Could you repeat every record exactly as it appears?

**** Input records ****

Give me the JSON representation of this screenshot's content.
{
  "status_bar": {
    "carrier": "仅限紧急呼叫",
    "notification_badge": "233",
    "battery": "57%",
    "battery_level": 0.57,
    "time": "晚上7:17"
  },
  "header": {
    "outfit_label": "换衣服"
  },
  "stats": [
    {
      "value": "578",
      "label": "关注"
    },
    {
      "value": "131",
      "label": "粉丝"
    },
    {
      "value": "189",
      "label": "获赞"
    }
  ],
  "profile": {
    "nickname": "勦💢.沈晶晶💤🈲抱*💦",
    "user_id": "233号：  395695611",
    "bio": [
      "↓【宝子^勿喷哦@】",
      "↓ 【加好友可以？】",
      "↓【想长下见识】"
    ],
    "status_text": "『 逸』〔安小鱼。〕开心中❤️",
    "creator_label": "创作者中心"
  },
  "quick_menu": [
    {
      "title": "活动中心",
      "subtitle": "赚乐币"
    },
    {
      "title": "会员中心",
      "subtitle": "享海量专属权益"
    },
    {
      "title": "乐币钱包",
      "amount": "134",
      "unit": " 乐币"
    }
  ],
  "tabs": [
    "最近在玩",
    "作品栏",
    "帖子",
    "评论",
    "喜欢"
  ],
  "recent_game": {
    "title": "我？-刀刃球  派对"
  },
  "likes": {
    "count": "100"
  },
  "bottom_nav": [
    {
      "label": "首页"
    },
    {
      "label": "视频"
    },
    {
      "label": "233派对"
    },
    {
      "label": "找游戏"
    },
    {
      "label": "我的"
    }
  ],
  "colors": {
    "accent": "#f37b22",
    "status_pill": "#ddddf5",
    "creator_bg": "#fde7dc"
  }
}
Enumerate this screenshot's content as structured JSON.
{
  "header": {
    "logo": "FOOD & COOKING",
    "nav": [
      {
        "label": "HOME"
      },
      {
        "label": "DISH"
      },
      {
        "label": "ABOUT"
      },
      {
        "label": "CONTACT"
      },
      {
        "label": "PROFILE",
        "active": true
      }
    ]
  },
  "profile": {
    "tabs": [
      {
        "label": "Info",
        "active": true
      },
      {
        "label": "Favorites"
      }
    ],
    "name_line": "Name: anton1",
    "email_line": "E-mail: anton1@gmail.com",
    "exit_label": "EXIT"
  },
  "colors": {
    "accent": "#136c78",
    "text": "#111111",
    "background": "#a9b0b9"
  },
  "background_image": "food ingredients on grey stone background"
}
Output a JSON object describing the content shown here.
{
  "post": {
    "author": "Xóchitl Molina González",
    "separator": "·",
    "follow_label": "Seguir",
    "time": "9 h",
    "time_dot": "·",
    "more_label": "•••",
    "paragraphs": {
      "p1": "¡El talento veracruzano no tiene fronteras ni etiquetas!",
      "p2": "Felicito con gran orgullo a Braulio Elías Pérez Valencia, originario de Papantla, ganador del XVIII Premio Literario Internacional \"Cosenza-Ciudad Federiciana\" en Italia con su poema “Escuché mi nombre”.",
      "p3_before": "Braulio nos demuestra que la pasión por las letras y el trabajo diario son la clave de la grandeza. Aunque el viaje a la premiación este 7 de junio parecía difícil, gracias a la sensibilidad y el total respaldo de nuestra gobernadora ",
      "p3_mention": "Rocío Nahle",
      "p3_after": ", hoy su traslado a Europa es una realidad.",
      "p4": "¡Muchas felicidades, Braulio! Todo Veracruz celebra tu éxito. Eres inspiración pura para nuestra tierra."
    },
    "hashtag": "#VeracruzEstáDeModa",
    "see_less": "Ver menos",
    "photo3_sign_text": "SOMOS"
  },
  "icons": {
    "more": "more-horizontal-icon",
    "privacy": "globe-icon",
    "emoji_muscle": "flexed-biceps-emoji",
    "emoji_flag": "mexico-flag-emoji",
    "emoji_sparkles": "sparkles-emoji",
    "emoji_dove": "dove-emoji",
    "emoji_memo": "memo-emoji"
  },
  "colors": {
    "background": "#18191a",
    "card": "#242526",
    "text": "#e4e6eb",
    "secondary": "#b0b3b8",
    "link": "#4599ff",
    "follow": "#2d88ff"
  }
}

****

*Response*.
Give me the JSON representation of this screenshot's content.
{
  "status_bar": {
    "carrier": "仅限紧急呼叫",
    "notification_badge": "233",
    "battery": "57%",
    "battery_level": 0.57,
    "time": "晚上7:17"
  },
  "header": {
    "outfit_label": "换衣服"
  },
  "stats": [
    {
      "value": "578",
      "label": "关注"
    },
    {
      "value": "131",
      "label": "粉丝"
    },
    {
      "value": "189",
      "label": "获赞"
    }
  ],
  "profile": {
    "nickname": "勦💢.沈晶晶💤🈲抱*💦",
    "user_id": "233号：  395695611",
    "bio": [
      "↓【宝子^勿喷哦@】",
      "↓ 【加好友可以？】",
      "↓【想长下见识】"
    ],
    "status_text": "『 逸』〔安小鱼。〕开心中❤️",
    "creator_label": "创作者中心"
  },
  "quick_menu": [
    {
      "title": "活动中心",
      "subtitle": "赚乐币"
    },
    {
      "title": "会员中心",
      "subtitle": "享海量专属权益"
    },
    {
      "title": "乐币钱包",
      "amount": "134",
      "unit": " 乐币"
    }
  ],
  "tabs": [
    "最近在玩",
    "作品栏",
    "帖子",
    "评论",
    "喜欢"
  ],
  "recent_game": {
    "title": "我？-刀刃球  派对"
  },
  "likes": {
    "count": "100"
  },
  "bottom_nav": [
    {
      "label": "首页"
    },
    {
      "label": "视频"
    },
    {
      "label": "233派对"
    },
    {
      "label": "找游戏"
    },
    {
      "label": "我的"
    }
  ],
  "colors": {
    "accent": "#f37b22",
    "status_pill": "#ddddf5",
    "creator_bg": "#fde7dc"
  }
}
Enumerate this screenshot's content as structured JSON.
{
  "header": {
    "logo": "FOOD & COOKING",
    "nav": [
      {
        "label": "HOME"
      },
      {
        "label": "DISH"
      },
      {
        "label": "ABOUT"
      },
      {
        "label": "CONTACT"
      },
      {
        "label": "PROFILE",
        "active": true
      }
    ]
  },
  "profile": {
    "tabs": [
      {
        "label": "Info",
        "active": true
      },
      {
        "label": "Favorites"
      }
    ],
    "name_line": "Name: anton1",
    "email_line": "E-mail: anton1@gmail.com",
    "exit_label": "EXIT"
  },
  "colors": {
    "accent": "#136c78",
    "text": "#111111",
    "background": "#a9b0b9"
  },
  "background_image": "food ingredients on grey stone background"
}
Output a JSON object describing the content shown here.
{
  "post": {
    "author": "Xóchitl Molina González",
    "separator": "·",
    "follow_label": "Seguir",
    "time": "9 h",
    "time_dot": "·",
    "more_label": "•••",
    "paragraphs": {
      "p1": "¡El talento veracruzano no tiene fronteras ni etiquetas!",
      "p2": "Felicito con gran orgullo a Braulio Elías Pérez Valencia, originario de Papantla, ganador del XVIII Premio Literario Internacional \"Cosenza-Ciudad Federiciana\" en Italia con su poema “Escuché mi nombre”.",
      "p3_before": "Braulio nos demuestra que la pasión por las letras y el trabajo diario son la clave de la grandeza. Aunque el viaje a la premiación este 7 de junio parecía difícil, gracias a la sensibilidad y el total respaldo de nuestra gobernadora ",
      "p3_mention": "Rocío Nahle",
      "p3_after": ", hoy su traslado a Europa es una realidad.",
      "p4": "¡Muchas felicidades, Braulio! Todo Veracruz celebra tu éxito. Eres inspiración pura para nuestra tierra."
    },
    "hashtag": "#VeracruzEstáDeModa",
    "see_less": "Ver menos",
    "photo3_sign_text": "SOMOS"
  },
  "icons": {
    "more": "more-horizontal-icon",
    "privacy": "globe-icon",
    "emoji_muscle": "flexed-biceps-emoji",
    "emoji_flag": "mexico-flag-emoji",
    "emoji_sparkles": "sparkles-emoji",
    "emoji_dove": "dove-emoji",
    "emoji_memo": "memo-emoji"
  },
  "colors": {
    "background": "#18191a",
    "card": "#242526",
    "text": "#e4e6eb",
    "secondary": "#b0b3b8",
    "link": "#4599ff",
    "follow": "#2d88ff"
  }
}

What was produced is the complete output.